What were the genetic effects of Europe's first farmers settling down and mixing with local hunter-gatherers? This is the question that a recent study done by the Francis Crick Institute, a biomedical research center in London, sought to answer.
The researchers found that diversity in genetic coding for immunity may have facilitated adaptation to farming lifestyles in prehistoric periods.
Arrival in Europe
The peer-reviewed study published in the scientific journal Current Biology looks at genome-wide DNA from 677 individuals, who belonged to the early Neolithic groups from Anatolia that spread and settled across Europe in the period from 10,000 to 5,000 years ago and became the first European farmers.
“When farming groups expanded from the Near East into Europe and mixed with local hunter-gatherers, the natural prediction would be that the farmers’ immunity genes would be best adapted to the farming lifestyle and thus selected for."Potus Skoglund, research team member
Throughout the course of their research, they found support for the previous view that the transition to farming had increased natural selection and improved immunity against diseases - but discovered that diversity in genes associated with immunity may have been just as important.
After settling down in their new surroundings, the groups of Neolithic farmers inevitably began mixing with the local population, which until then was made up of groups of Mesolithic hunter-gatherers.

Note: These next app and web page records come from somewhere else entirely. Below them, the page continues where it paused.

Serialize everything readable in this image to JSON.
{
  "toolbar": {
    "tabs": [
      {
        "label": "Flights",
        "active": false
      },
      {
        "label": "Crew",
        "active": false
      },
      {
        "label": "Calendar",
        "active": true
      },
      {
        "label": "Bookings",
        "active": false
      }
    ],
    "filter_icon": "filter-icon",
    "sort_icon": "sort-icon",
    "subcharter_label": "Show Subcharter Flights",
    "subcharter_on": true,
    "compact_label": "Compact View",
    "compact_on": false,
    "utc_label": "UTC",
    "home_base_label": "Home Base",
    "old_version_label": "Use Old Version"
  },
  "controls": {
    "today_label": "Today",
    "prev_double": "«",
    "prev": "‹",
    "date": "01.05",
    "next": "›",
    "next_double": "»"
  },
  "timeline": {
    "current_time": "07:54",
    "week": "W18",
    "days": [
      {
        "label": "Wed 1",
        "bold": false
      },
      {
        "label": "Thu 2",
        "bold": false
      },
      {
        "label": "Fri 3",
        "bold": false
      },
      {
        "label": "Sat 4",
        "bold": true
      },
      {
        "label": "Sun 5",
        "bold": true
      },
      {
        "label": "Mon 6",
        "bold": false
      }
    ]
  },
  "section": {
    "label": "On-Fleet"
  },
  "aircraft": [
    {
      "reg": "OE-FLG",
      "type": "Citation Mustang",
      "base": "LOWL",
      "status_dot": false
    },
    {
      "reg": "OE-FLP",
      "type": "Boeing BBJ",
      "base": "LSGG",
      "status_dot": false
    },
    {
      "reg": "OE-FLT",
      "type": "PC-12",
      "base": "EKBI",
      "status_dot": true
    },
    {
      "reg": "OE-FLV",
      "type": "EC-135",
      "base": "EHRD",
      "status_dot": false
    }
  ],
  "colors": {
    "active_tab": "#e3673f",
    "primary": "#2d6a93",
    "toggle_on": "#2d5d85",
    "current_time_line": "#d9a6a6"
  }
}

By around 4,000 BCE, the farmers derived 20%–30% of their ancestry and genes from hunter-gatherers.
The new cultural and geographical surroundings along with higher population density and higher proximity to domesticated animals would increase the chance of sickness and disease, raising the question of what effects this new landscape had on the mixed genetics of the population.
“It was really exciting to see for the first time that immunity is important for the transition to farming in a prehistoric population. The later Neolithic people had far more farmer ancestry in general, so we expected to see the same at the MHC region, especially as many diseases have been linked to Neolithic periods," said Tom Davy, PhD student at the Francis Crick Institute.
"But we saw about 50:50 ancestry from Neolithic farmers and Mesolithic hunter-gatherers here, showing that natural selection favored genes from the hunter-gatherers already in Europe."
Evolution and preferential treatment
Looking at the major histocompatibility complex (MHC), a genetic region responsible for immune responses to diseases, the researchers found evidence of rapid evolution, as expected. But they found more Mesolithic hunter-gatherer ancestry than they originally would have thought, which means that genetic variants that were present in the local population were passed down preferentially.
“The shift to farming was an important transition all over the world, resulting in changing diets and exposure to infectious disease," Potus Skoglund, a member of the research team said.
“When farming groups expanded from the Near East into Europe and mixed with local hunter-gatherers, the natural prediction would be that the farmers’ immunity genes would be best adapted to the farming lifestyle and thus selected for."
Attempting to explain this phenomenon, the research team speculated that the local population may have already been adapted to bacteria and viruses that were present in Europe, or that it was simply advantageous to have many different forms of genes.
“At the moment we’re not quite sure why this happened, but a proposal is that the European hunter-gatherers had genetic variations which allowed them to fight Europe-specific diseases," Skoglund said. "Or picking up a variety of genes from both hunter-gatherers and farmers was beneficial because it resulted in lots of diversity at this major group of genes, allowing people to better fight off disease.”
He added: “This study revealed natural selection during the agricultural transition in one region of the world, Europe, but other regions are not well understood. Future ancient-DNA studies will also be able to address to what extent immunity was a key target also in other periods of environmental and lifestyle change during human evolution.”